Yáo Míng 姚明, for example, was also tasked with finding a new head of the Chinese Basketball Association before assuming the role himself.

Chen has, at least in the past few years, been involved in the football industry, so he’s presumably more knowledgeable than some of his predecessors, although the fact that he says he’s been repeatedly re-reading the country’s 50-point soccer reform plan from 2015 in a search for ideas is perhaps a little worrying.

Hopefully, CSL clubs will now be freer to pursue genuine commercial avenues — negotiating their own kit deals with manufacturers, for example, rather than being tied to a league-wide contract — in a bid to find that elusive concept known as profitability.

Most interestingly, though, is the candor Chen expressed in his first public remarks after taking up the position this week.

Much has been written about the naturalization of Brazilian striker Elkeson — now known as Aikesen — who has become the first foreign player without any Chinese heritage to be brought into the national team fold — and Chen sounds decidedly conflicted:

“Frankly speaking, I told the media that I don’t agree with introducing naturalized players without Chinese heritage last year when I was still working at Shanghai SIPG,” Chen noted. “However, as the CFA president, I have to think about the current situation.”

So, if Elkeson helps the Chinese national team with its short-term goal of qualifying for the 2022 World Cup in Qatar, then great, but don’t necessarily expect the naturalization process to continue even if he scores a hat-full of goals in the coming months.

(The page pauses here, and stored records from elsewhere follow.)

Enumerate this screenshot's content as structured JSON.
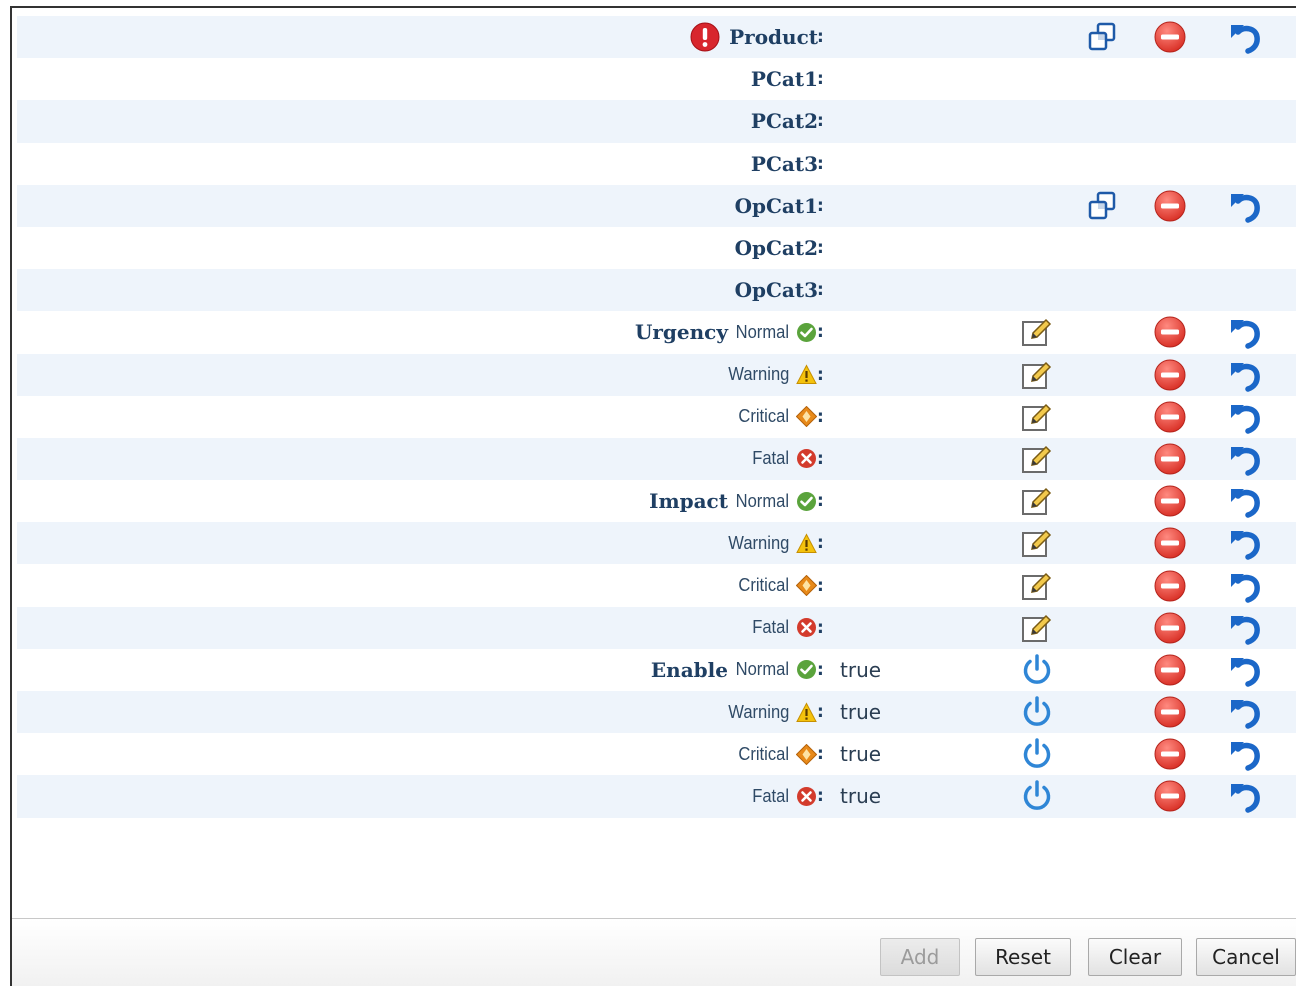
{
  "rows": [
    {
      "group": "Product",
      "sub": "",
      "severity": "",
      "value": "",
      "actions": [
        "copy",
        "remove",
        "undo"
      ],
      "error": true
    },
    {
      "group": "PCat1",
      "sub": "",
      "severity": "",
      "value": "",
      "actions": []
    },
    {
      "group": "PCat2",
      "sub": "",
      "severity": "",
      "value": "",
      "actions": []
    },
    {
      "group": "PCat3",
      "sub": "",
      "severity": "",
      "value": "",
      "actions": []
    },
    {
      "group": "OpCat1",
      "sub": "",
      "severity": "",
      "value": "",
      "actions": [
        "copy",
        "remove",
        "undo"
      ]
    },
    {
      "group": "OpCat2",
      "sub": "",
      "severity": "",
      "value": "",
      "actions": []
    },
    {
      "group": "OpCat3",
      "sub": "",
      "severity": "",
      "value": "",
      "actions": []
    },
    {
      "group": "Urgency",
      "sub": "Normal",
      "severity": "normal",
      "value": "",
      "actions": [
        "edit",
        "remove",
        "undo"
      ]
    },
    {
      "group": "",
      "sub": "Warning",
      "severity": "warning",
      "value": "",
      "actions": [
        "edit",
        "remove",
        "undo"
      ]
    },
    {
      "group": "",
      "sub": "Critical",
      "severity": "critical",
      "value": "",
      "actions": [
        "edit",
        "remove",
        "undo"
      ]
    },
    {
      "group": "",
      "sub": "Fatal",
      "severity": "fatal",
      "value": "",
      "actions": [
        "edit",
        "remove",
        "undo"
      ]
    },
    {
      "group": "Impact",
      "sub": "Normal",
      "severity": "normal",
      "value": "",
      "actions": [
        "edit",
        "remove",
        "undo"
      ]
    },
    {
      "group": "",
      "sub": "Warning",
      "severity": "warning",
      "value": "",
      "actions": [
        "edit",
        "remove",
        "undo"
      ]
    },
    {
      "group": "",
      "sub": "Critical",
      "severity": "critical",
      "value": "",
      "actions": [
        "edit",
        "remove",
        "undo"
      ]
    },
    {
      "group": "",
      "sub": "Fatal",
      "severity": "fatal",
      "value": "",
      "actions": [
        "edit",
        "remove",
        "undo"
      ]
    },
    {
      "group": "Enable",
      "sub": "Normal",
      "severity": "normal",
      "value": "true",
      "actions": [
        "power",
        "remove",
        "undo"
      ]
    },
    {
      "group": "",
      "sub": "Warning",
      "severity": "warning",
      "value": "true",
      "actions": [
        "power",
        "remove",
        "undo"
      ]
    },
    {
      "group": "",
      "sub": "Critical",
      "severity": "critical",
      "value": "true",
      "actions": [
        "power",
        "remove",
        "undo"
      ]
    },
    {
      "group": "",
      "sub": "Fatal",
      "severity": "fatal",
      "value": "true",
      "actions": [
        "power",
        "remove",
        "undo"
      ]
    }
  ],
  "colon": ":",
  "buttons": {
    "add": {
      "label": "Add",
      "disabled": true
    },
    "reset": {
      "label": "Reset"
    },
    "clear": {
      "label": "Clear"
    },
    "cancel": {
      "label": "Cancel"
    }
  },
  "colors": {
    "row_stripe": "#eef4fb",
    "label_text": "#1f3f63",
    "remove_red": "#e03a33",
    "undo_blue": "#1b67c8",
    "power_blue": "#2f86d6",
    "normal_green": "#5aa33c",
    "warning_yellow": "#f4c20d",
    "critical_orange": "#e88a1a",
    "fatal_red": "#d33b2c"
  }
}
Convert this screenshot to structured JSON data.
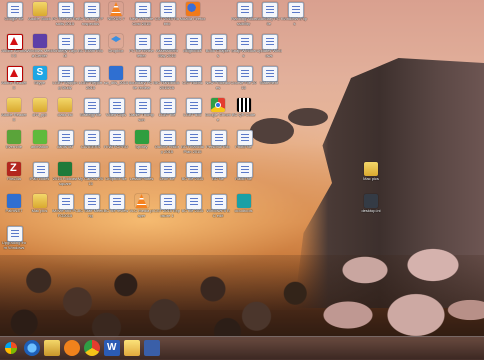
{
  "desktop": {
    "icons": [
      {
        "col": 0,
        "row": 0,
        "type": "doc",
        "label": "Google file"
      },
      {
        "col": 1,
        "row": 0,
        "type": "folder",
        "label": "Adobe Stock"
      },
      {
        "col": 2,
        "row": 0,
        "type": "doc",
        "label": "PC Review Results 2015"
      },
      {
        "col": 3,
        "row": 0,
        "type": "doc",
        "label": "BC Strategy Prospectus"
      },
      {
        "col": 4,
        "row": 0,
        "type": "vlc",
        "label": "NEXUS 7"
      },
      {
        "col": 5,
        "row": 0,
        "type": "doc",
        "label": "New Website Cost 2015"
      },
      {
        "col": 6,
        "row": 0,
        "type": "doc",
        "label": "CST 2015 Rubric"
      },
      {
        "col": 7,
        "row": 0,
        "type": "firefox",
        "label": "Mozilla Firefox"
      },
      {
        "col": 9,
        "row": 0,
        "type": "doc",
        "label": "Planning Accessibility"
      },
      {
        "col": 10,
        "row": 0,
        "type": "doc",
        "label": "Boundary PC file"
      },
      {
        "col": 11,
        "row": 0,
        "type": "doc",
        "label": "Windows 8 tips"
      },
      {
        "col": 0,
        "row": 1,
        "type": "pdf",
        "label": "Adobe Acrobat X"
      },
      {
        "col": 1,
        "row": 1,
        "type": "purple",
        "label": "Windows Media Center"
      },
      {
        "col": 2,
        "row": 1,
        "type": "doc",
        "label": "Strategy Layout"
      },
      {
        "col": 3,
        "row": 1,
        "type": "doc",
        "label": "BC Exam Info"
      },
      {
        "col": 4,
        "row": 1,
        "type": "dropbox",
        "label": "Dropbox"
      },
      {
        "col": 5,
        "row": 1,
        "type": "doc",
        "label": "PC file review letter"
      },
      {
        "col": 6,
        "row": 1,
        "type": "doc",
        "label": "Assessment May 2015"
      },
      {
        "col": 7,
        "row": 1,
        "type": "doc",
        "label": "blogbooks"
      },
      {
        "col": 8,
        "row": 1,
        "type": "doc",
        "label": "Book Chapters"
      },
      {
        "col": 9,
        "row": 1,
        "type": "doc",
        "label": "Snap Windows"
      },
      {
        "col": 10,
        "row": 1,
        "type": "doc",
        "label": "Updates Windows"
      },
      {
        "col": 0,
        "row": 2,
        "type": "pdf",
        "label": "Adobe Reader X"
      },
      {
        "col": 1,
        "row": 2,
        "type": "skype",
        "label": "Skype"
      },
      {
        "col": 2,
        "row": 2,
        "type": "doc",
        "label": "LGBT Wapping Study"
      },
      {
        "col": 3,
        "row": 2,
        "type": "doc",
        "label": "LGBT Report 2015"
      },
      {
        "col": 4,
        "row": 2,
        "type": "blue",
        "label": "sw_dtls_2015"
      },
      {
        "col": 5,
        "row": 2,
        "type": "doc",
        "label": "Boundary PC file review"
      },
      {
        "col": 6,
        "row": 2,
        "type": "doc",
        "label": "BC Handbook 2015/16"
      },
      {
        "col": 7,
        "row": 2,
        "type": "doc",
        "label": "CST Rubric"
      },
      {
        "col": 8,
        "row": 2,
        "type": "doc",
        "label": "New Procedures"
      },
      {
        "col": 9,
        "row": 2,
        "type": "doc",
        "label": "Course File 2015"
      },
      {
        "col": 10,
        "row": 2,
        "type": "doc",
        "label": "Statement"
      },
      {
        "col": 0,
        "row": 3,
        "type": "folder",
        "label": "Adobe Reader X"
      },
      {
        "col": 1,
        "row": 3,
        "type": "folder",
        "label": "ch4_ppt"
      },
      {
        "col": 2,
        "row": 3,
        "type": "folder",
        "label": "class list"
      },
      {
        "col": 3,
        "row": 3,
        "type": "doc",
        "label": "Strategy file"
      },
      {
        "col": 4,
        "row": 3,
        "type": "doc",
        "label": "Video Clips"
      },
      {
        "col": 5,
        "row": 3,
        "type": "doc",
        "label": "Daniel Thompson"
      },
      {
        "col": 6,
        "row": 3,
        "type": "doc",
        "label": "LGBT file"
      },
      {
        "col": 7,
        "row": 3,
        "type": "doc",
        "label": "LGBT doc"
      },
      {
        "col": 8,
        "row": 3,
        "type": "chrome",
        "label": "Google Chrome"
      },
      {
        "col": 9,
        "row": 3,
        "type": "qr",
        "label": "BC QR Code"
      },
      {
        "col": 0,
        "row": 4,
        "type": "evernote",
        "label": "Evernote"
      },
      {
        "col": 1,
        "row": 4,
        "type": "green2",
        "label": "animation"
      },
      {
        "col": 2,
        "row": 4,
        "type": "doc",
        "label": "cards list"
      },
      {
        "col": 3,
        "row": 4,
        "type": "doc",
        "label": "CAREERS"
      },
      {
        "col": 4,
        "row": 4,
        "type": "doc",
        "label": "Final PCPRO"
      },
      {
        "col": 5,
        "row": 4,
        "type": "spotify",
        "label": "Spotify"
      },
      {
        "col": 6,
        "row": 4,
        "type": "doc",
        "label": "Outline History 2015"
      },
      {
        "col": 7,
        "row": 4,
        "type": "doc",
        "label": "BC Financial Plan 2015"
      },
      {
        "col": 8,
        "row": 4,
        "type": "doc",
        "label": "Personal Info"
      },
      {
        "col": 9,
        "row": 4,
        "type": "doc",
        "label": "Photo file"
      },
      {
        "col": 0,
        "row": 5,
        "type": "filezilla",
        "label": "FileZilla"
      },
      {
        "col": 1,
        "row": 5,
        "type": "doc",
        "label": "iPad codes"
      },
      {
        "col": 2,
        "row": 5,
        "type": "excel",
        "label": "2015 Podcast square"
      },
      {
        "col": 3,
        "row": 5,
        "type": "doc",
        "label": "My Canvas 2015"
      },
      {
        "col": 4,
        "row": 5,
        "type": "doc",
        "label": "Dropbox file"
      },
      {
        "col": 5,
        "row": 5,
        "type": "doc",
        "label": "Lesson notes"
      },
      {
        "col": 6,
        "row": 5,
        "type": "doc",
        "label": "Leon file"
      },
      {
        "col": 7,
        "row": 5,
        "type": "doc",
        "label": "BC file 2015"
      },
      {
        "col": 8,
        "row": 5,
        "type": "doc",
        "label": "BC file"
      },
      {
        "col": 9,
        "row": 5,
        "type": "doc",
        "label": "Radio file"
      },
      {
        "col": 14,
        "row": 5,
        "type": "folder",
        "label": "Mac pics"
      },
      {
        "col": 0,
        "row": 6,
        "type": "blue",
        "label": "PaintNET"
      },
      {
        "col": 1,
        "row": 6,
        "type": "folder",
        "label": "Mac pics"
      },
      {
        "col": 2,
        "row": 6,
        "type": "doc",
        "label": "iMovie and PC FG2015"
      },
      {
        "col": 3,
        "row": 6,
        "type": "doc",
        "label": "BC Staff Meeting"
      },
      {
        "col": 4,
        "row": 6,
        "type": "doc",
        "label": "BC file review"
      },
      {
        "col": 5,
        "row": 6,
        "type": "vlc",
        "label": "VLC media player"
      },
      {
        "col": 6,
        "row": 6,
        "type": "doc",
        "label": "CST 2015 Exposure 1"
      },
      {
        "col": 7,
        "row": 6,
        "type": "doc",
        "label": "BC file 2015"
      },
      {
        "col": 8,
        "row": 6,
        "type": "doc",
        "label": "Windows 8 BC edit"
      },
      {
        "col": 9,
        "row": 6,
        "type": "teal",
        "label": "cloudtools"
      },
      {
        "col": 14,
        "row": 6,
        "type": "dark",
        "label": "desktop.ini"
      },
      {
        "col": 0,
        "row": 7,
        "type": "doc",
        "label": "Upgrading from Windows"
      }
    ]
  },
  "taskbar": {
    "items": [
      {
        "name": "start-button"
      },
      {
        "name": "internet-explorer-icon"
      },
      {
        "name": "file-explorer-icon"
      },
      {
        "name": "media-player-icon"
      },
      {
        "name": "chrome-icon"
      },
      {
        "name": "word-icon"
      },
      {
        "name": "outlook-icon"
      },
      {
        "name": "app-icon"
      }
    ]
  }
}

Meanwhile, alongside Chen’s appointment, three CFA vice presidents were named, including former men’s national team coach Gao Hongbo and Sun Wen, a joint winner of FIFA’s Female Player of the Century award in 2000.

The third VP is FIFA Council member Du Zhaocai, who is deputy minister of China’s State General Administration of Sport.

He reports directly to sports minister Gou Zhongwen, who, despite what Chen or any of his new lieutenants might recommend, will ultimately have the final word.


Chinese swimmer Sūn Yáng 孙杨’s latest scandal continues to rumble on with news that his hearing before the Court of Arbitration for Sport (CAS) to rule on a case from last December will now happen at the end of October — at the earliest.

The hearing in Switzerland is set to be a public one at Sun’s request, with the swimming world certain to tune in after a series of controversies at the recent World Championships in South Korea, where fellow athletes protested Sun’s presence, given the doping cloud that surrounds him.

And in a bizarre recent twist, reports have said Sun could one day head up the Chinese Swimming Association after he became the first current athlete in China to hold an official rank, as the assistant division chief at the Zhejiang College of Sports.

It’s a strange career prospect for a swimmer who could face a lifetime ban from the sport if CAS rules against him and has made a habit throughout his career of making headlines for all the wrong reasons.

But with three Olympic and 11 World Championship titles, Sun remains arguably China’s most well-known active athletes, and certainly one of the most successful.


In other news:

  • Dwyane Wade will replace Jeremy Lin on the TV show Dunk of China, with reports that NBA free agent Lin may end up in the CBA.
  • Outspoken Chinese MMA fighter sees his Weibo account deleted for the eighth time after posting about the protests in Hong Kong.
  • Volleyball legend Lang Ping, who has won volleyball gold for China as both a player and coach of the women’s national team, comes under fire after player Yang Fangxu receives a four-year ban for a doping violation.
  • The Beijing marathon is moved from its usual September date on the calendar until early November, due to preparations for the country’s 70th anniversary.


Highlight of the Week:

Check out China’s new $26 million wavepool at the Extreme Sport Training Center in Henan province. The pool is 700m long by 150m wide, and uses a combination of magnetic and electric power. It’s set to groom Chinese surfers of the future — but they’ll have to be patient: the pool can churn out a wave that’s three meters high and travels at 8m/sec, but works best if you wait up to 10 minutes between waves.

Hopefully it doesn’t turn into this:

The China Sports Column runs every week on SupChina. Follow Mark Dreyer @DreyerChina.